Q: Why does community engagement matter in the experience of Suffolk students?
Kelly: Suffolk is in an excellent position to focus on each student’s holistic educational experience. Community engagement can provide each student an important opportunity to grow intellectually and personally. That includes engagement in various kinds of non-profit-focused initiatives that are tied directly to an academic course (service learning) as well as engagement in the community that is not linked to a course or academic program per se.
Such experiences give students the opportunity to engage with people who may be different from themselves. It gives them experience in the world that is much broader than we can give them on campus alone. It offers the opportunity to think about non-profit careers as a potential path for professional development. And it helps students to see pathways toward productive engagement as citizens of the world that they hopefully will carry with them beyond their time here at Suffolk.
Q: Have your own experiences with community engagement shaped that viewpoint?

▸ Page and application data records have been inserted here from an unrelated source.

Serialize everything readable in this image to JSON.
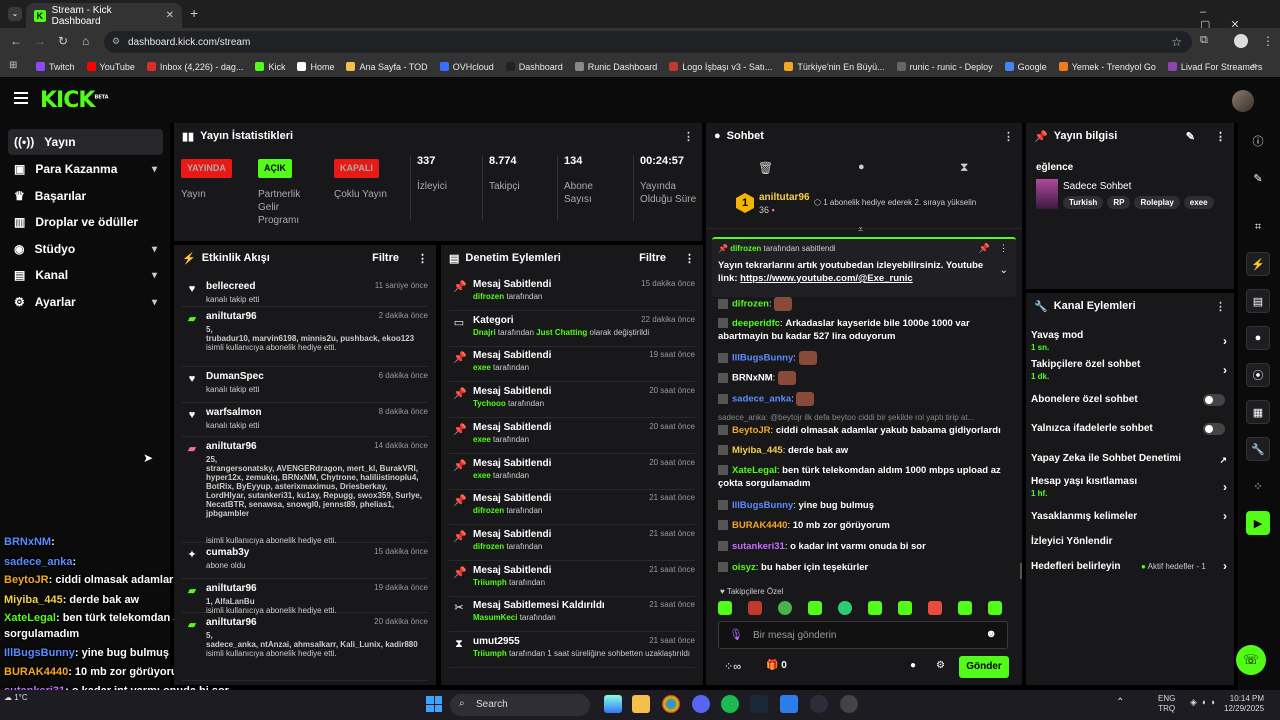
{
  "browser": {
    "tab_title": "Stream - Kick Dashboard",
    "url": "dashboard.kick.com/stream",
    "bookmarks": [
      "Twitch",
      "YouTube",
      "Inbox (4,226) - dag...",
      "Kick",
      "Home",
      "Ana Sayfa - TOD",
      "OVHcloud",
      "Dashboard",
      "Runic Dashboard",
      "Logo İşbaşı v3 - Satı...",
      "Türkiye'nin En Büyü...",
      "runic - runic - Deploy",
      "Google",
      "Yemek - Trendyol Go",
      "Livad For Streamers"
    ],
    "all_bookmarks": "»"
  },
  "header": {
    "logo": "KICK",
    "logo_beta": "BETA"
  },
  "sidebar": {
    "items": [
      {
        "label": "Yayın"
      },
      {
        "label": "Para Kazanma"
      },
      {
        "label": "Başarılar"
      },
      {
        "label": "Droplar ve ödüller"
      },
      {
        "label": "Stüdyo"
      },
      {
        "label": "Kanal"
      },
      {
        "label": "Ayarlar"
      }
    ]
  },
  "stats": {
    "title": "Yayın İstatistikleri",
    "live_badge": "YAYINDA",
    "live_label": "Yayın",
    "partner_badge": "AÇIK",
    "partner_label": "Partnerlik Gelir Programı",
    "multi_badge": "KAPALI",
    "multi_label": "Çoklu Yayın",
    "viewers": "337",
    "viewers_label": "İzleyici",
    "followers": "8.774",
    "followers_label": "Takipçi",
    "subs": "134",
    "subs_label": "Abone Sayısı",
    "duration": "00:24:57",
    "duration_label": "Yayında Olduğu Süre"
  },
  "activity": {
    "title": "Etkinlik Akışı",
    "filter": "Filtre",
    "items": [
      {
        "name": "bellecreed",
        "time": "11 saniye önce",
        "sub": "kanalı takip etti"
      },
      {
        "name": "aniltutar96",
        "time": "2 dakika önce",
        "count": "5,",
        "users": "trubadur10, marvin6198, minnis2u, pushback, ekoo123",
        "sub": "isimli kullanıcıya abonelik hediye etti."
      },
      {
        "name": "DumanSpec",
        "time": "6 dakika önce",
        "sub": "kanalı takip etti"
      },
      {
        "name": "warfsalmon",
        "time": "8 dakika önce",
        "sub": "kanalı takip etti"
      },
      {
        "name": "aniltutar96",
        "time": "14 dakika önce",
        "count": "25,",
        "users": "strangersonatsky, AVENGERdragon, mert_kl, BurakVRI, hyper12x, zemukiq, BRNxNM, Chytrone, haliliistinoplu4, BotRix, ByEyyup, asterixmaximus, Driesberkay, LordHlyar, sutankeri31, ku1ay, Repugg, swox359, Surlye, NecatBTR, senawsa, snowgl0, jennst89, phelias1, jpbgambler",
        "sub": "isimli kullanıcıya abonelik hediye etti."
      },
      {
        "name": "cumab3y",
        "time": "15 dakika önce",
        "sub": "abone oldu"
      },
      {
        "name": "aniltutar96",
        "time": "19 dakika önce",
        "count": "1, AlfaLanBu",
        "sub": "isimli kullanıcıya abonelik hediye etti."
      },
      {
        "name": "aniltutar96",
        "time": "20 dakika önce",
        "count": "5,",
        "users": "sadece_anka, ntAnzai, ahmsalkarr, Kali_Lunix, kadir880",
        "sub": "isimli kullanıcıya abonelik hediye etti."
      }
    ]
  },
  "moderation": {
    "title": "Denetim Eylemleri",
    "filter": "Filtre",
    "items": [
      {
        "action": "Mesaj Sabitlendi",
        "time": "15 dakika önce",
        "who": "difrozen",
        "rest": "tarafından"
      },
      {
        "action": "Kategori",
        "time": "22 dakika önce",
        "who": "Dnajri",
        "rest": "tarafından",
        "extra": "Just Chatting",
        "rest2": "olarak değiştirildi"
      },
      {
        "action": "Mesaj Sabitlendi",
        "time": "19 saat önce",
        "who": "exee",
        "rest": "tarafından"
      },
      {
        "action": "Mesaj Sabitlendi",
        "time": "20 saat önce",
        "who": "Tychooo",
        "rest": "tarafından"
      },
      {
        "action": "Mesaj Sabitlendi",
        "time": "20 saat önce",
        "who": "exee",
        "rest": "tarafından"
      },
      {
        "action": "Mesaj Sabitlendi",
        "time": "20 saat önce",
        "who": "exee",
        "rest": "tarafından"
      },
      {
        "action": "Mesaj Sabitlendi",
        "time": "21 saat önce",
        "who": "difrozen",
        "rest": "tarafından"
      },
      {
        "action": "Mesaj Sabitlendi",
        "time": "21 saat önce",
        "who": "difrozen",
        "rest": "tarafından"
      },
      {
        "action": "Mesaj Sabitlendi",
        "time": "21 saat önce",
        "who": "Triiumph",
        "rest": "tarafından"
      },
      {
        "action": "Mesaj Sabitlemesi Kaldırıldı",
        "time": "21 saat önce",
        "who": "MasumKeci",
        "rest": "tarafından"
      },
      {
        "action": "umut2955",
        "time": "21 saat önce",
        "who": "Triiumph",
        "rest": "tarafından 1 saat süreliğine sohbetten uzaklaştırıldı"
      }
    ]
  },
  "chat": {
    "title": "Sohbet",
    "leader_name": "aniltutar96",
    "leader_count": "36",
    "leader_rank": "1",
    "leader_text": "1 abonelik hediye ederek 2. sıraya yükselin",
    "pinned_by": "difrozen",
    "pinned_by_rest": "tarafından sabitlendi",
    "pinned_text": "Yayın tekrarlarını artık youtubedan izleyebilirsiniz. Youtube link:",
    "pinned_link": "https://www.youtube.com/@Exe_runic",
    "messages": [
      {
        "user": "difrozen",
        "color": "#53fc18",
        "text": ""
      },
      {
        "user": "deeperidfc",
        "color": "#53fc18",
        "text": "Arkadaslar kayseride bile 1000e 1000 var abartmayin bu kadar 527 lira oduyorum"
      },
      {
        "user": "IllBugsBunny",
        "color": "#5b8cff",
        "text": ""
      },
      {
        "user": "BRNxNM",
        "color": "#ffffff",
        "text": ""
      },
      {
        "user": "sadece_anka",
        "color": "#5b8cff",
        "text": ""
      },
      {
        "reply": "sadece_anka: @beytojr ilk defa beytoo ciddi bir şekilde rol yaptı tirip at..."
      },
      {
        "user": "BeytoJR",
        "color": "#f5a623",
        "text": "ciddi olmasak adamlar yakub babama gidiyorlardı"
      },
      {
        "user": "Miyiba_445",
        "color": "#f5d04a",
        "text": "derde bak aw"
      },
      {
        "user": "XateLegal",
        "color": "#53fc18",
        "text": "ben türk telekomdan aldım 1000 mbps upload az çokta sorgulamadım"
      },
      {
        "user": "IllBugsBunny",
        "color": "#5b8cff",
        "text": "yine bug bulmuş"
      },
      {
        "user": "BURAK4440",
        "color": "#f5a623",
        "text": "10 mb zor görüyorum"
      },
      {
        "user": "sutankeri31",
        "color": "#c86bff",
        "text": "o kadar int varmı onuda bi sor"
      },
      {
        "user": "oisyz",
        "color": "#53fc18",
        "text": "bu haber için teşekürler"
      }
    ],
    "followers_only": "Takipçilere Özel",
    "input_placeholder": "Bir mesaj gönderin",
    "gift_count": "0",
    "send_label": "Gönder"
  },
  "info": {
    "title": "Yayın bilgisi",
    "stream_title": "eğlence",
    "category": "Sadece Sohbet",
    "tags": [
      "Turkish",
      "RP",
      "Roleplay",
      "exee"
    ]
  },
  "channel_actions": {
    "title": "Kanal Eylemleri",
    "slow_mode": "Yavaş mod",
    "slow_val": "1 sn.",
    "follower_chat": "Takipçilere özel sohbet",
    "follower_val": "1 dk.",
    "sub_chat": "Abonelere özel sohbet",
    "emote_chat": "Yalnızca ifadelerle sohbet",
    "ai_mod": "Yapay Zeka ile Sohbet Denetimi",
    "account_age": "Hesap yaşı kısıtlaması",
    "account_val": "1 hf.",
    "banned_words": "Yasaklanmış kelimeler",
    "raid": "İzleyici Yönlendir",
    "goals": "Hedefleri belirleyin",
    "goals_val": "Aktif hedefler - 1"
  },
  "overlay_chat": [
    {
      "user": "BRNxNM",
      "color": "#5b8cff",
      "text": ":"
    },
    {
      "user": "sadece_anka",
      "color": "#5b8cff",
      "text": ":"
    },
    {
      "user": "BeytoJR",
      "color": "#f5a623",
      "text": ": ciddi olmasak adamlar yakub babama gidiyorlardı"
    },
    {
      "user": "Miyiba_445",
      "color": "#f5d04a",
      "text": ": derde bak aw"
    },
    {
      "user": "XateLegal",
      "color": "#53fc18",
      "text": ": ben türk telekomdan aldım 1000 mbps upload az çokta"
    },
    {
      "user": "",
      "color": "#ffffff",
      "text": "sorgulamadım"
    },
    {
      "user": "IllBugsBunny",
      "color": "#5b8cff",
      "text": ": yine bug bulmuş"
    },
    {
      "user": "BURAK4440",
      "color": "#f5a623",
      "text": ": 10 mb zor görüyorum"
    },
    {
      "user": "sutankeri31",
      "color": "#c86bff",
      "text": ": o kadar int varmı onuda bi sor"
    },
    {
      "user": "",
      "color": "#ffffff",
      "text": "için teşekürler"
    }
  ],
  "taskbar": {
    "search": "Search",
    "lang": "ENG",
    "lang2": "TRQ",
    "time": "10:14 PM",
    "date": "12/29/2025",
    "weather": "1°C"
  },
  "colors": {
    "accent": "#53fc18",
    "panel": "#18181b",
    "red": "#e91916"
  }
}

Kelly: In a sense, yes, but most of those experiences were very much later in life. When I was a student I actually did not take advantage of these kinds of opportunities, and the reality is community engagement as a major part of what happened in colleges or even high schools wasn’t as prominent when I was growing up. As a kid I was a Girl Scout, involved in cleanup drives and similar activities, but nothing that I would say was transformational. One of the reasons I value this as a part of the educational experience for our students is that when I look back on my college experience, I see it as something from which I would have benefited.. The opportunity was probably available but it wasn’t anything that was promoted or seen as a part of the overall educational experience. When I look back and see that missing piece, it furthers my commitment to ensure it is available and promoted among our students. Later, I had the opportunity to engage professionally in a different kind of community service, primarily through service on non-profit boards, I became much more attuned to it personally.
Q: How can service learning be better integrated into the curriculum?
Kelly: We have a goal in our current strategic plan of having experiential learning as a required part of every student’s degree path. That means in many cases internships in corporate or government offices or in health care facilities, among many other options. But it can also absolutely mean various kinds of experiences that fall under the community engagement umbrella. Right now we are working to gain faculty approval across the schools on a single definition for a service learning course. I’m hopeful that will be approved. Once we do that, then it makes it easier to encourage faculty to develop and offer those service learning courses.
Q: Do you view service learning as something that should be school specific or something that works across the University?
Kelly: This is something important that we must promote as an institution across traditional school and program division lines. A student can major in one school and take a course and be engaged in a very different kind of service learning project in another school. Other community engagement opportunities might be program or school specific, and that is fine also. Being one university does not mean being uniform in all that we do. In this case it’s about the university as a whole supporting this as a significant part of a student’s educational experience while they are here.